These instructions are a sample process, which outline one possible way for meeting the United States
Department of Housing and Urban Development (HUD) requirements regarding planning for the targeting
of resources through the Neighborhood Stabilization Program (NSP). The State of Ohio Department of
Development Office of Housing and Community Partnerships (OHCP) is not requiring that a specific
format be followed in planning for the targeting of resources to those of greatest need, but is offering this
sample planning packet for your convenience. Because HUD requires that NSP funds be targeted to
neighborhoods and households of greatest need, it will be up to each local grantee to determine how
these resources will be allocated. OHCP reserves the right to review each community’s allocation
methodology as a part of the application review process.
1. (This first requirement is only for awardees with more than one participating community.) Agree on a
lead community to be responsible for the administration of the grant, including, but not limited to,
responsibility for ensuring the timely and eligible expenditure of funds, requesting the drawdown of
funds, ensuring the timely and quality completion of projects, and ensuring that all grant requirements
are met. Once this decision has been made, all communities must provide CEO signed letters that
agree on the designated lead community, as outlined in the attached letter.
2. Determine what organization/agency will be responsible for the primary administration of the grant.
This could be a non-profit, a for-profit, or employees of a local government. This agency should have
adequate capacity to undertake the assigned tasks as outlined in the enclosed administrative
capacity packet. In addition to this lead agency, other organizations may be needed to successfully
administer this grant. The addition of other agencies may be undertaken following the selection of
activities, when it is more easily determined what specific roles are needed to successfully administer
3. Have a person familiar with using data spend time researching and analyzing various sources of
data, and preparing for a presentation of this data to the NSP Planning committee. The attached data
resource list and maps may be a useful starting point.
4. Schedule an NSP Planning Committee meeting. Send out invitations to potential NSP planning
committee members. It is helpful to have on the committee people with knowledge of local housing
needs and community development work and experience in doing the kinds of activities that will need
to be done as a part of the NSP program, such as the acquisition of abandoned property, the
managing of construction projects, and addressing legal issues such as tax foreclosure.
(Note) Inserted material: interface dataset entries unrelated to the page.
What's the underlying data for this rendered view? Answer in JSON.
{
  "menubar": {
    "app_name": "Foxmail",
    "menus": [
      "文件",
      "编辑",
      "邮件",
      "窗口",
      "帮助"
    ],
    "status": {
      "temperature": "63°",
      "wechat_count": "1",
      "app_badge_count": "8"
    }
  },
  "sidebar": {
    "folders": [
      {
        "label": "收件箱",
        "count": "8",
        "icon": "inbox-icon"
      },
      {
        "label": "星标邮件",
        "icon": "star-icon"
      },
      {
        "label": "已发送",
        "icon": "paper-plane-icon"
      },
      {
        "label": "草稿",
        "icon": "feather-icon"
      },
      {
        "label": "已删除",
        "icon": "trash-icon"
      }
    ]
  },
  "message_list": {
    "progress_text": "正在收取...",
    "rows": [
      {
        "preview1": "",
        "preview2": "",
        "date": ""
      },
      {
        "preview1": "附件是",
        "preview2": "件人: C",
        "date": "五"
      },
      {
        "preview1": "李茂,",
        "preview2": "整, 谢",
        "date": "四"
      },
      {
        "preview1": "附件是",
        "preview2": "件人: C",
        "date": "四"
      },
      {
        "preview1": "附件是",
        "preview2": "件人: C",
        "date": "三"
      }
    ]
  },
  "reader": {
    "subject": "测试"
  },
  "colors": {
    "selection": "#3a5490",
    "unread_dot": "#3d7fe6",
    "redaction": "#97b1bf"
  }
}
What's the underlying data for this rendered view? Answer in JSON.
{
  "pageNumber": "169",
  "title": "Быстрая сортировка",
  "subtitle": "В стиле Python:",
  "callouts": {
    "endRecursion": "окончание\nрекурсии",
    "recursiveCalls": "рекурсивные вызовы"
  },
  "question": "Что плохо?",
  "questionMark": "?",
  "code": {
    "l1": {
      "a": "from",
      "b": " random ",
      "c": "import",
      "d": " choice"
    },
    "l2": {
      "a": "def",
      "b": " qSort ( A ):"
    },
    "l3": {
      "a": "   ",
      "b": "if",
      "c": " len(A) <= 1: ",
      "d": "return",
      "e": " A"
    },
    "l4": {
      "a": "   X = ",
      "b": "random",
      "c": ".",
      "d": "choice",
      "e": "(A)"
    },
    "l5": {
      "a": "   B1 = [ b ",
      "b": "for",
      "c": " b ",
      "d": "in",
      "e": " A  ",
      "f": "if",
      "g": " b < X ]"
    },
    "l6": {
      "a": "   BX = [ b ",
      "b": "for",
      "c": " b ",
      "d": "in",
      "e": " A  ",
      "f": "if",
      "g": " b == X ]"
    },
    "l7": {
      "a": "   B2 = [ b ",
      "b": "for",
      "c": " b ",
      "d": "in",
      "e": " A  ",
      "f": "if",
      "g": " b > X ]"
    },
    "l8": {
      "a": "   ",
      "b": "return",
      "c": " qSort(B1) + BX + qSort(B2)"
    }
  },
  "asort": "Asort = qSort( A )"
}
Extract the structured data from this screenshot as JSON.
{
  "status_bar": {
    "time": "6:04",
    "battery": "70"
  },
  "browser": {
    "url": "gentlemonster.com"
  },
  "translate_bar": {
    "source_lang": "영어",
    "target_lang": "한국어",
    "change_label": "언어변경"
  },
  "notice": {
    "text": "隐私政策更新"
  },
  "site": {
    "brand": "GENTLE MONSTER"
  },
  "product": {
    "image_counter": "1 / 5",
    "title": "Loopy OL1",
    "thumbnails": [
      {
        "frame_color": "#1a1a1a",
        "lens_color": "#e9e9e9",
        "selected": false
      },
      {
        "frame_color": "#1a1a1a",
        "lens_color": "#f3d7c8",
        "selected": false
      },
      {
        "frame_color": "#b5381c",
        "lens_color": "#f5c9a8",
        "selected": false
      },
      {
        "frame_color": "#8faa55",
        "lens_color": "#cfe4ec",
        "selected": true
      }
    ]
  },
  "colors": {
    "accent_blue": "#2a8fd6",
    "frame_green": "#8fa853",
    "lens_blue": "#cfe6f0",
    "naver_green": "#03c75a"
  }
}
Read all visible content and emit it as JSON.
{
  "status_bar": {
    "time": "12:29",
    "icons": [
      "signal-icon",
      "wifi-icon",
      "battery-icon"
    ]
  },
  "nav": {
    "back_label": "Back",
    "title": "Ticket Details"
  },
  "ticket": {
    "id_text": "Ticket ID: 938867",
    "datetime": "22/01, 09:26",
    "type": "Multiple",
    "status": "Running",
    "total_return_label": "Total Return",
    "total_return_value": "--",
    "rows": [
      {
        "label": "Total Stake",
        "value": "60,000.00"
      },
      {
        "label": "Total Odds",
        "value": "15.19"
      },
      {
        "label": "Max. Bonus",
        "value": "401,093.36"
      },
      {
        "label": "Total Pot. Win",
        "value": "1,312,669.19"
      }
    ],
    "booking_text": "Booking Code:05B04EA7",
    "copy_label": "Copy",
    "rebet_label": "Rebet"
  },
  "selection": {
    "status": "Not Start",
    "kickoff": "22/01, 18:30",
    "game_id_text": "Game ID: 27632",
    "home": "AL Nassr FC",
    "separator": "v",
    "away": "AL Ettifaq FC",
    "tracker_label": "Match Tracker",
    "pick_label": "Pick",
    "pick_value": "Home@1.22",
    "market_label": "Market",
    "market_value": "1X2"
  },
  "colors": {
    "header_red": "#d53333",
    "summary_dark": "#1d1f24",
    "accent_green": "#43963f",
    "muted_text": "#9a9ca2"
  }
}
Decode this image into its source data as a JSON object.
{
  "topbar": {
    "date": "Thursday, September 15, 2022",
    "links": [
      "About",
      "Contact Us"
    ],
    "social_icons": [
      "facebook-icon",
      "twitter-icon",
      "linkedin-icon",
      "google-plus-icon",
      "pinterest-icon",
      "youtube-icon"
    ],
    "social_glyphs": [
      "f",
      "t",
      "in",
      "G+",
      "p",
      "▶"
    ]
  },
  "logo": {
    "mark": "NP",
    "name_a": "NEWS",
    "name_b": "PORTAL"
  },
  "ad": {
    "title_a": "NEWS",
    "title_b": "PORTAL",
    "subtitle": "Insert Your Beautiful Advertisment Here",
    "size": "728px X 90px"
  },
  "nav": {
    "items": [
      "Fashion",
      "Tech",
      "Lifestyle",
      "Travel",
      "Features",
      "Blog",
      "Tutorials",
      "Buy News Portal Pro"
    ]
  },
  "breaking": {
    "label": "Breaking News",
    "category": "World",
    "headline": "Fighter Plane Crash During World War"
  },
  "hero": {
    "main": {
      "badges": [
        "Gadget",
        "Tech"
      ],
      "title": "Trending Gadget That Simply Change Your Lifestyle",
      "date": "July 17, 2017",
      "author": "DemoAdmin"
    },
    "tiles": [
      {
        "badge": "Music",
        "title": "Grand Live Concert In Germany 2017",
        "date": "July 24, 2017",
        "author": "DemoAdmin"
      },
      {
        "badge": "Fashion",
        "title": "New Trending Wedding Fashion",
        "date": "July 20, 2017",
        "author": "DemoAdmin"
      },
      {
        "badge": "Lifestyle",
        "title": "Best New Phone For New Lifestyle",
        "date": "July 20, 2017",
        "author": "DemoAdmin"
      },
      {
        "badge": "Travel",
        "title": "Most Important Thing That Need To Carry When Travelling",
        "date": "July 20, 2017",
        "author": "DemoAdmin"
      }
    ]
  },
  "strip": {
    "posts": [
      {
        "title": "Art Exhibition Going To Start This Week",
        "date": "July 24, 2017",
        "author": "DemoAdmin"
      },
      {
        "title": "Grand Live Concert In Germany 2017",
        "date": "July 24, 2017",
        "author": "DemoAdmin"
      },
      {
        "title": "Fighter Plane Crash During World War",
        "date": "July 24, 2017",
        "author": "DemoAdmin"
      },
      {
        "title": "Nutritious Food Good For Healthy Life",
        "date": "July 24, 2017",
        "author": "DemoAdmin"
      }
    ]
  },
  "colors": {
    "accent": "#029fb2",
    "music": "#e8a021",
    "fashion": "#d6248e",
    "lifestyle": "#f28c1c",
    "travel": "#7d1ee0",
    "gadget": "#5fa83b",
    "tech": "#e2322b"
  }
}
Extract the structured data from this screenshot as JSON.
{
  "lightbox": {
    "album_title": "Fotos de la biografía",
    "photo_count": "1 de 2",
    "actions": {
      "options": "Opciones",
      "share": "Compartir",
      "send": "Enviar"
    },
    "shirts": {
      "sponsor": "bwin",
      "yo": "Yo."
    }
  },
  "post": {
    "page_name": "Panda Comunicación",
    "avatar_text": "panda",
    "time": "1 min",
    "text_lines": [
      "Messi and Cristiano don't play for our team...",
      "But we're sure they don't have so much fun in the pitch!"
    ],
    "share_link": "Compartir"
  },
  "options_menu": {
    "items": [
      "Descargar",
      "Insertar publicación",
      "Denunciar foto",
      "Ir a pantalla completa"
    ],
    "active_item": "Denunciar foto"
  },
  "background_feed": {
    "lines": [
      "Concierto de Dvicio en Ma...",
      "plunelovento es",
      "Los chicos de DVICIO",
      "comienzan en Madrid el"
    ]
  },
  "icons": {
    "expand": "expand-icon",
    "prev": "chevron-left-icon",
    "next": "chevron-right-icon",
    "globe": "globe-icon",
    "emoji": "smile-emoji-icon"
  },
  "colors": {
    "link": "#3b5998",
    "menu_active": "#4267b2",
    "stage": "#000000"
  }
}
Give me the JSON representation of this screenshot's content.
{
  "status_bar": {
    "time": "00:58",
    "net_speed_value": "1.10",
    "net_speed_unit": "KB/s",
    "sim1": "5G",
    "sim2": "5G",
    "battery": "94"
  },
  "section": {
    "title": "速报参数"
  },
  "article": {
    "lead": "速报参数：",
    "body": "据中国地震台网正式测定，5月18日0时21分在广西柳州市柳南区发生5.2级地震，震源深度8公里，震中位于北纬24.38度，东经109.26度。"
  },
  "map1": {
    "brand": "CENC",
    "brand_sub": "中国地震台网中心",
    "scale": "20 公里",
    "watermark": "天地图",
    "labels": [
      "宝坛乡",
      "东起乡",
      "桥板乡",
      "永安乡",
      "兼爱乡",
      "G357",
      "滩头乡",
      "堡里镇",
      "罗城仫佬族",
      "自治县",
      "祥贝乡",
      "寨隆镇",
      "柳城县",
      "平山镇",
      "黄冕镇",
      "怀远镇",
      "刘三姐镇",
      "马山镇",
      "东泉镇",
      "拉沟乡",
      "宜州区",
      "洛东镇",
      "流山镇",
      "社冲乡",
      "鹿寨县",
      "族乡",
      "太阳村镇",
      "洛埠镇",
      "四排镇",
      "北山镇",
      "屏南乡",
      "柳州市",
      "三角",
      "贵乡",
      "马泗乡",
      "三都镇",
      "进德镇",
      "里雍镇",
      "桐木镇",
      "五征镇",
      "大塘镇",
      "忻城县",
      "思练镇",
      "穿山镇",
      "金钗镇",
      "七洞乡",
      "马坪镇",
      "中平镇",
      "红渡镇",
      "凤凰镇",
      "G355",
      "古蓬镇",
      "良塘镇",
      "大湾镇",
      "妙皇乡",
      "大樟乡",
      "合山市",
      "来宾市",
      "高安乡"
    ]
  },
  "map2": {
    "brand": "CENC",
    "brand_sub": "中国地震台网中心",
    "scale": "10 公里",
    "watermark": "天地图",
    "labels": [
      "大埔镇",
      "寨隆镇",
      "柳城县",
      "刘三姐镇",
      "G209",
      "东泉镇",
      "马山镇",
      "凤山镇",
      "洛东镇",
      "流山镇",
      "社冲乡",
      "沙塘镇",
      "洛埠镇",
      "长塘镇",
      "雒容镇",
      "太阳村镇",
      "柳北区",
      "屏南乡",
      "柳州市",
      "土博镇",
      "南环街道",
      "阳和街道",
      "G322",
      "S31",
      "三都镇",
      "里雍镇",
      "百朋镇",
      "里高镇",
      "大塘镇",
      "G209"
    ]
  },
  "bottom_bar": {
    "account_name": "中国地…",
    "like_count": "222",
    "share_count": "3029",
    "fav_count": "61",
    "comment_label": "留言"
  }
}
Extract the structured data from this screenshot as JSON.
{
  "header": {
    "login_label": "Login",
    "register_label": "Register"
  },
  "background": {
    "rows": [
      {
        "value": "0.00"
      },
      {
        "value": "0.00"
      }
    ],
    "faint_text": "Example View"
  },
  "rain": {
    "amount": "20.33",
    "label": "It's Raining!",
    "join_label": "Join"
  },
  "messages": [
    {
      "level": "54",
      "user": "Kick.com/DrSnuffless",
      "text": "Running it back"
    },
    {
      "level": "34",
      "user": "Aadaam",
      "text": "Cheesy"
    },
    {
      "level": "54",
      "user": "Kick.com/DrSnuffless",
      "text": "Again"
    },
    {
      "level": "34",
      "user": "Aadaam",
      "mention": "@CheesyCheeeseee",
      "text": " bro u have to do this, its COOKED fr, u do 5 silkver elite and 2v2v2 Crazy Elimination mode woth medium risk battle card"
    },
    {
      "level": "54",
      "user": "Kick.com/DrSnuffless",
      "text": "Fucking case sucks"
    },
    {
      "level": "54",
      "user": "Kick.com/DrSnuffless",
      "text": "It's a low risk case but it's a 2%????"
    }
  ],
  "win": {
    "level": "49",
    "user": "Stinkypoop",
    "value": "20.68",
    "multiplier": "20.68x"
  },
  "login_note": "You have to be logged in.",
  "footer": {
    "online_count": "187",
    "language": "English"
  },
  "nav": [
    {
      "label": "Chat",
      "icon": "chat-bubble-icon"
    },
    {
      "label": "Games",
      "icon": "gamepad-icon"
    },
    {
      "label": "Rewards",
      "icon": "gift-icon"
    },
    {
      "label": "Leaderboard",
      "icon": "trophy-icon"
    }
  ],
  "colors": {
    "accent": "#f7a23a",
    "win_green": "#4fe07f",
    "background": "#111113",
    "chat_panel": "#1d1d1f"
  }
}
A sample
sign-in sheet is provided in the packet, which may assist with the selection of committee members.
5. In order to get broader input from persons involved in working with housing and community
development issues within the local community, and from those unable to attend the meeting, OHCP
has also included a questionnaire, which may be sent to agency representatives, completed, and
returned to the grant administrator prior to the meeting. These can then be tabulated and presented
to the committee as a part of the meeting.
6. Hold one or more NSP Planning Committee meetings, discussing the items listed on the attached
agenda. Minutes can be taken using the attached forms. When selecting activities and targeted
areas, be sure to target to those with greatest need, as required by HUD.
7. Whatever process you use, the last page of the minutes, titled “Final Recommendations” should be
completed, along with any relevant documents to show the planning process that the community
followed, and included in the grant application. It is not up to the lead community to determine where
resources will be allocated. It is recommended that this decision is made with representation from
each unit of local government that is included in the group, and using a planning process based upon
the targeting of resources to areas and persons of greatest need as an element of this decision.